### INFORMATION GIVEN
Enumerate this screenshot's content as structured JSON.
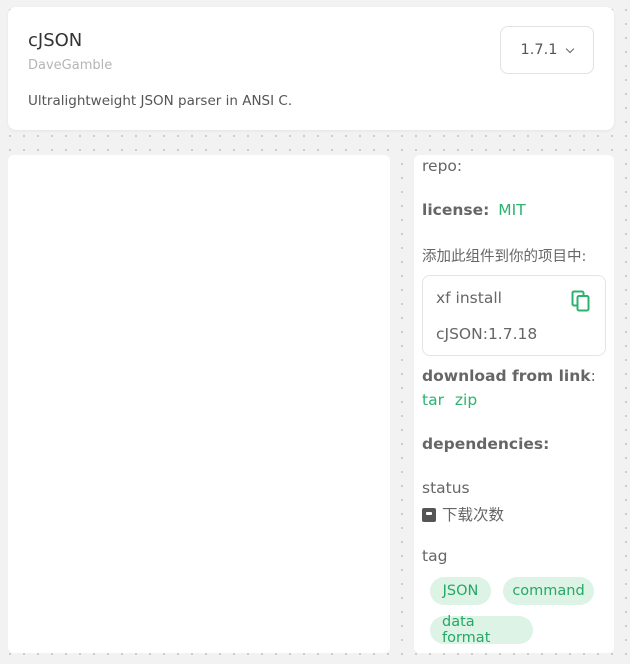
{
  "package": {
    "name": "cJSON",
    "author": "DaveGamble",
    "description": "Ultralightweight JSON parser in ANSI C.",
    "version": "1.7.1"
  },
  "sidebar": {
    "repo_label": "repo:",
    "license_label": "license:",
    "license_value": "MIT",
    "add_text": "添加此组件到你的项目中:",
    "install_line1": "xf install",
    "install_line2": "cJSON:1.7.18",
    "download_label": "download from link",
    "download_colon": ":",
    "download_tar": "tar",
    "download_zip": "zip",
    "dependencies_label": "dependencies:",
    "status_label": "status",
    "download_count_label": "下载次数",
    "tag_label": "tag",
    "tags": [
      "JSON",
      "command",
      "data format"
    ]
  },
  "colors": {
    "accent": "#2bb36e",
    "tag_bg": "#ddf3e6",
    "background": "#f2f2f2"
  }
}
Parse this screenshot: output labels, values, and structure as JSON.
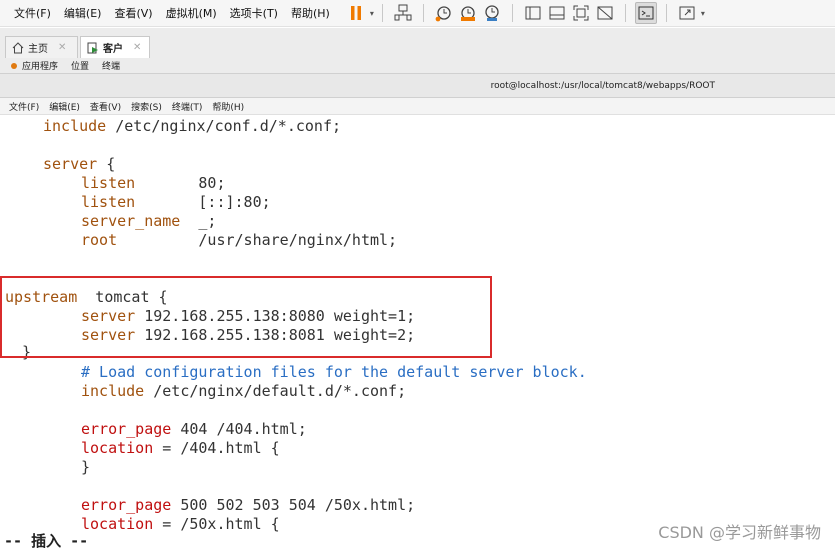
{
  "menubar": {
    "items": [
      "文件(F)",
      "编辑(E)",
      "查看(V)",
      "虚拟机(M)",
      "选项卡(T)",
      "帮助(H)"
    ]
  },
  "tabs": [
    {
      "label": "主页",
      "icon": "home-icon"
    },
    {
      "label": "客户",
      "icon": "vm-icon"
    }
  ],
  "gnome_bar": {
    "items": [
      "应用程序",
      "位置",
      "终端"
    ]
  },
  "terminal": {
    "title": "root@localhost:/usr/local/tomcat8/webapps/ROOT",
    "menu": [
      "文件(F)",
      "编辑(E)",
      "查看(V)",
      "搜索(S)",
      "终端(T)",
      "帮助(H)"
    ]
  },
  "code": {
    "l1_kw": "include",
    "l1_rest": " /etc/nginx/conf.d/*.conf;",
    "l2_kw": "server",
    "l2_rest": " {",
    "l3_kw": "listen",
    "l3_rest": "       80;",
    "l4_kw": "listen",
    "l4_rest": "       [::]:80;",
    "l5_kw": "server_name",
    "l5_rest": "  _;",
    "l6_kw": "root",
    "l6_rest": "         /usr/share/nginx/html;",
    "l7_kw": "upstream",
    "l7_rest": "  tomcat {",
    "l8_kw": "server",
    "l8_rest": " 192.168.255.138:8080 weight=1;",
    "l9_kw": "server",
    "l9_rest": " 192.168.255.138:8081 weight=2;",
    "l10": "}",
    "l11_comment": "# Load configuration files for the default server block.",
    "l12_kw": "include",
    "l12_rest": " /etc/nginx/default.d/*.conf;",
    "l13_kw": "error_page",
    "l13_rest": " 404 /404.html;",
    "l14_kw": "location",
    "l14_rest": " = /404.html {",
    "l15": "}",
    "l16_kw": "error_page",
    "l16_rest": " 500 502 503 504 /50x.html;",
    "l17_kw": "location",
    "l17_rest": " = /50x.html {"
  },
  "status_line": "-- 插入 --",
  "watermark": "CSDN @学习新鲜事物"
}
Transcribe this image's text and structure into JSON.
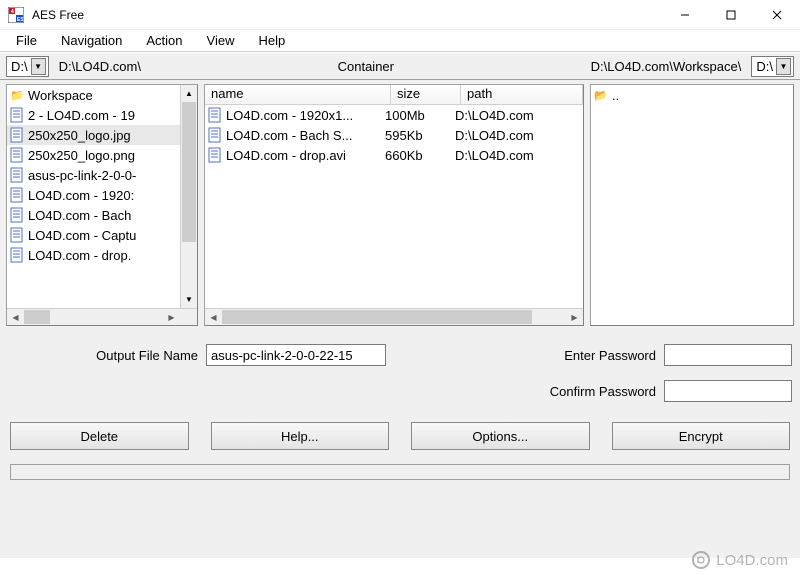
{
  "window": {
    "title": "AES Free"
  },
  "menu": {
    "items": [
      "File",
      "Navigation",
      "Action",
      "View",
      "Help"
    ]
  },
  "pathbar": {
    "left_drive": "D:\\",
    "left_path": "D:\\LO4D.com\\",
    "center_label": "Container",
    "right_path": "D:\\LO4D.com\\Workspace\\",
    "right_drive": "D:\\"
  },
  "left_panel": {
    "items": [
      {
        "type": "folder",
        "name": "Workspace"
      },
      {
        "type": "file",
        "name": "2 - LO4D.com - 19"
      },
      {
        "type": "file",
        "name": "250x250_logo.jpg"
      },
      {
        "type": "file",
        "name": "250x250_logo.png"
      },
      {
        "type": "file",
        "name": "asus-pc-link-2-0-0-"
      },
      {
        "type": "file",
        "name": "LO4D.com - 1920:"
      },
      {
        "type": "file",
        "name": "LO4D.com - Bach"
      },
      {
        "type": "file",
        "name": "LO4D.com - Captu"
      },
      {
        "type": "file",
        "name": "LO4D.com - drop."
      }
    ]
  },
  "mid_panel": {
    "headers": {
      "name": "name",
      "size": "size",
      "path": "path"
    },
    "rows": [
      {
        "name": "LO4D.com - 1920x1...",
        "size": "100Mb",
        "path": "D:\\LO4D.com"
      },
      {
        "name": "LO4D.com - Bach S...",
        "size": "595Kb",
        "path": "D:\\LO4D.com"
      },
      {
        "name": "LO4D.com - drop.avi",
        "size": "660Kb",
        "path": "D:\\LO4D.com"
      }
    ]
  },
  "right_panel": {
    "up_label": ".."
  },
  "form": {
    "output_label": "Output File Name",
    "output_value": "asus-pc-link-2-0-0-22-15",
    "enter_pw_label": "Enter Password",
    "confirm_pw_label": "Confirm Password"
  },
  "buttons": {
    "delete": "Delete",
    "help": "Help...",
    "options": "Options...",
    "encrypt": "Encrypt"
  },
  "watermark": "LO4D.com"
}
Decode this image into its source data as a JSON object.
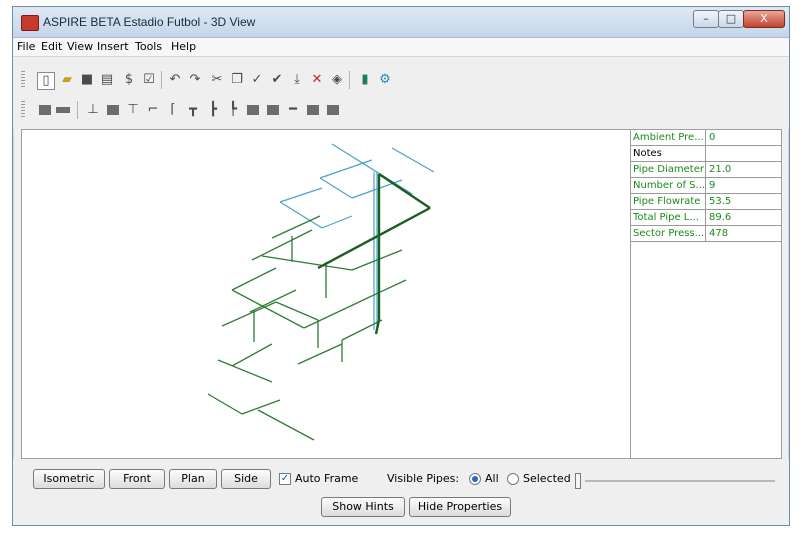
{
  "window": {
    "title": "ASPIRE BETA Estadio Futbol - 3D View",
    "controls": {
      "minimize": "–",
      "maximize": "□",
      "close": "X"
    }
  },
  "menu": [
    "File",
    "Edit",
    "View",
    "Insert",
    "Tools",
    "Help"
  ],
  "toolbar1_icons": [
    "new-document-icon",
    "open-folder-icon",
    "save-icon",
    "print-icon",
    "dollar-icon",
    "checklist-icon",
    "undo-icon",
    "redo-icon",
    "cut-icon",
    "copy-icon",
    "check-icon",
    "check-double-icon",
    "export-icon",
    "delete-icon",
    "pin-icon",
    "book-icon",
    "network-icon"
  ],
  "toolbar2_icons": [
    "pipe-block-icon",
    "pipe-long-icon",
    "valve-icon",
    "fitting-icon",
    "tee-icon",
    "elbow-icon",
    "elbow-alt-icon",
    "cross-icon",
    "reducer-icon",
    "reducer-alt-icon",
    "coupling-icon",
    "cap-icon",
    "straight-pipe-icon",
    "flange-icon",
    "union-icon"
  ],
  "properties": [
    {
      "key": "Ambient Pre...",
      "value": "0"
    },
    {
      "key": "Notes",
      "value": ""
    },
    {
      "key": "Pipe Diameter",
      "value": "21.0"
    },
    {
      "key": "Number of S...",
      "value": "9"
    },
    {
      "key": "Pipe Flowrate",
      "value": "53.5"
    },
    {
      "key": "Total Pipe L...",
      "value": "89.6"
    },
    {
      "key": "Sector Press...",
      "value": "478"
    }
  ],
  "view_buttons": {
    "isometric": "Isometric",
    "front": "Front",
    "plan": "Plan",
    "side": "Side"
  },
  "auto_frame": {
    "label": "Auto Frame",
    "checked": true
  },
  "visible_pipes": {
    "label": "Visible Pipes:",
    "all": "All",
    "selected": "Selected",
    "value": "All"
  },
  "bottom_buttons": {
    "show_hints": "Show Hints",
    "hide_properties": "Hide Properties"
  },
  "colors": {
    "pipe_green": "#2e7d32",
    "pipe_cyan": "#4aa3c7",
    "highlight_green": "#1b5e20"
  }
}
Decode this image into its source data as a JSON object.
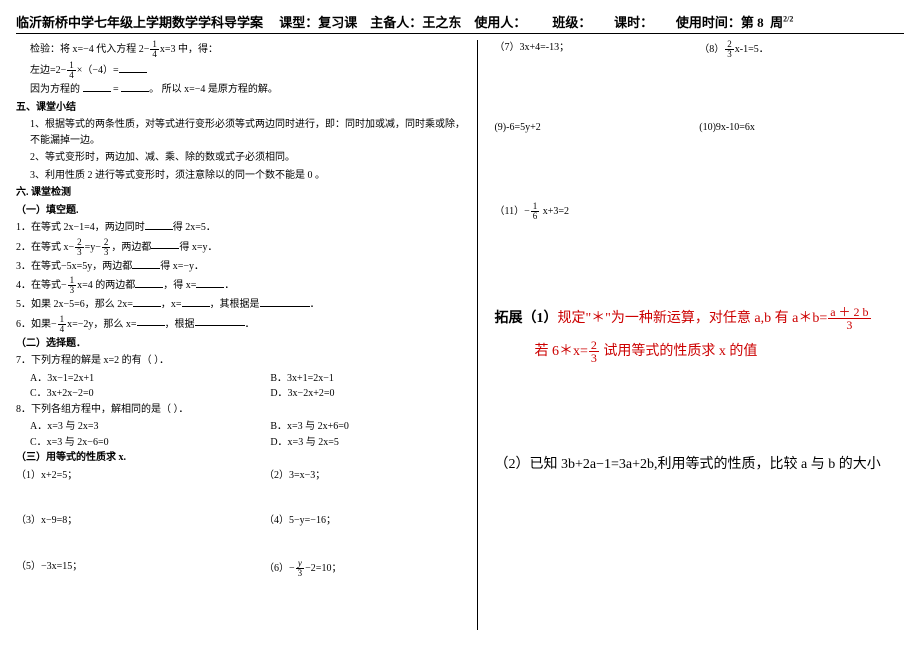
{
  "header": {
    "school": "临沂新桥中学七年级上学期数学学科导学案",
    "type_label": "课型：",
    "type_value": "复习课",
    "organizer_label": "主备人：",
    "organizer_value": "王之东",
    "user_label": "使用人：",
    "class_label": "班级：",
    "period_label": "课时：",
    "usetime_label": "使用时间：第",
    "week_value": "8",
    "week_suffix": "周",
    "page_sup": "2/2"
  },
  "left": {
    "check_a": "检验：将 x=−4 代入方程 2−",
    "check_b": "x=3 中，得：",
    "leftside_a": "左边=2−",
    "leftside_b": "×（−4）=",
    "because_a": "因为方程的",
    "because_b": "=",
    "because_c": "。 所以 x=−4 是原方程的解。",
    "sec5_title": "五、课堂小结",
    "sec5_1": "1、根据等式的两条性质，对等式进行变形必须等式两边同时进行，即：同时加或减，同时乘或除，不能漏掉一边。",
    "sec5_2": "2、等式变形时，两边加、减、乘、除的数或式子必须相同。",
    "sec5_3": "3、利用性质 2 进行等式变形时，须注意除以的同一个数不能是 0 。",
    "sec6_title": "六. 课堂检测",
    "fill_title": "（一）填空题.",
    "f1_a": "1．在等式 2x−1=4，两边同时",
    "f1_b": "得 2x=5．",
    "f2_a": "2．在等式 x−",
    "f2_b": "=y−",
    "f2_c": "，两边都",
    "f2_d": "得 x=y．",
    "f3_a": "3．在等式−5x=5y，两边都",
    "f3_b": "得 x=−y．",
    "f4_a": "4．在等式−",
    "f4_b": "x=4 的两边都",
    "f4_c": "，得 x=",
    "f4_d": "．",
    "f5_a": "5．如果 2x−5=6，那么 2x=",
    "f5_b": "，x=",
    "f5_c": "，其根据是",
    "f5_d": "．",
    "f6_a": "6．如果−",
    "f6_b": "x=−2y，那么 x=",
    "f6_c": "，根据",
    "f6_d": "．",
    "choice_title": "（二）选择题．",
    "c7": "7．下列方程的解是 x=2 的有（  ）．",
    "c7a": "A．3x−1=2x+1",
    "c7b": "B．3x+1=2x−1",
    "c7c": "C．3x+2x−2=0",
    "c7d": "D．3x−2x+2=0",
    "c8": "8．下列各组方程中，解相同的是（  ）．",
    "c8a": "A．x=3 与 2x=3",
    "c8b": "B．x=3 与 2x+6=0",
    "c8c": "C．x=3 与 2x−6=0",
    "c8d": "D．x=3 与 2x=5",
    "prop_title": "（三）用等式的性质求 x.",
    "p1": "（1）x+2=5；",
    "p2": "（2）3=x−3；",
    "p3": "（3）x−9=8；",
    "p4": "（4）5−y=−16；",
    "p5": "（5）−3x=15；",
    "p6a": "（6）−",
    "p6b": "−2=10；"
  },
  "right": {
    "r7": "（7）3x+4=-13；",
    "r8a": "（8）",
    "r8b": "x-1=5．",
    "r9": "(9)-6=5y+2",
    "r10": "(10)9x-10=6x",
    "r11a": "（11）−",
    "r11b": "x+3=2",
    "ext_label": "拓展（1）",
    "ext_a": "规定\"＊\"为一种新运算，对任意 a,b 有 a＊b=",
    "ext_frac_num": "a ＋ 2 b",
    "ext_frac_den": "3",
    "ext_b": "若 6＊x=",
    "ext_c": " 试用等式的性质求 x 的值",
    "q2": "（2）已知 3b+2a−1=3a+2b,利用等式的性质，比较 a 与 b 的大小"
  }
}
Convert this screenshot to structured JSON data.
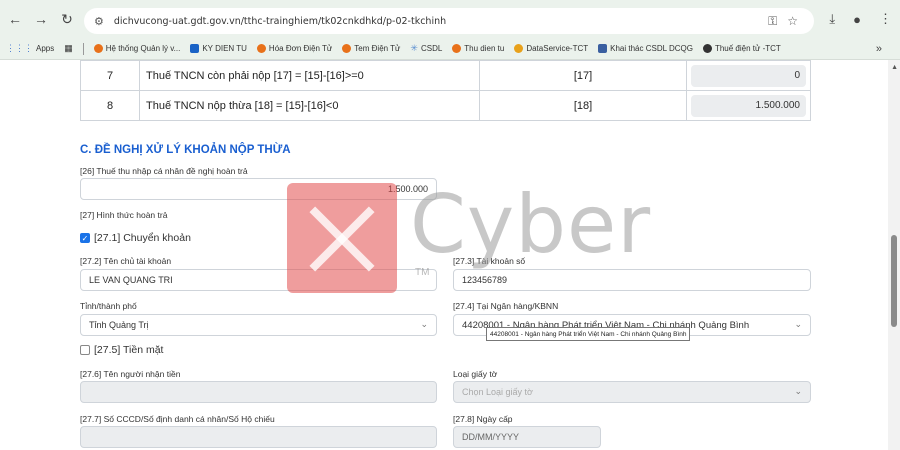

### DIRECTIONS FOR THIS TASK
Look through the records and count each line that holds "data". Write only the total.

### RESULT OF THIS EXERCISE
4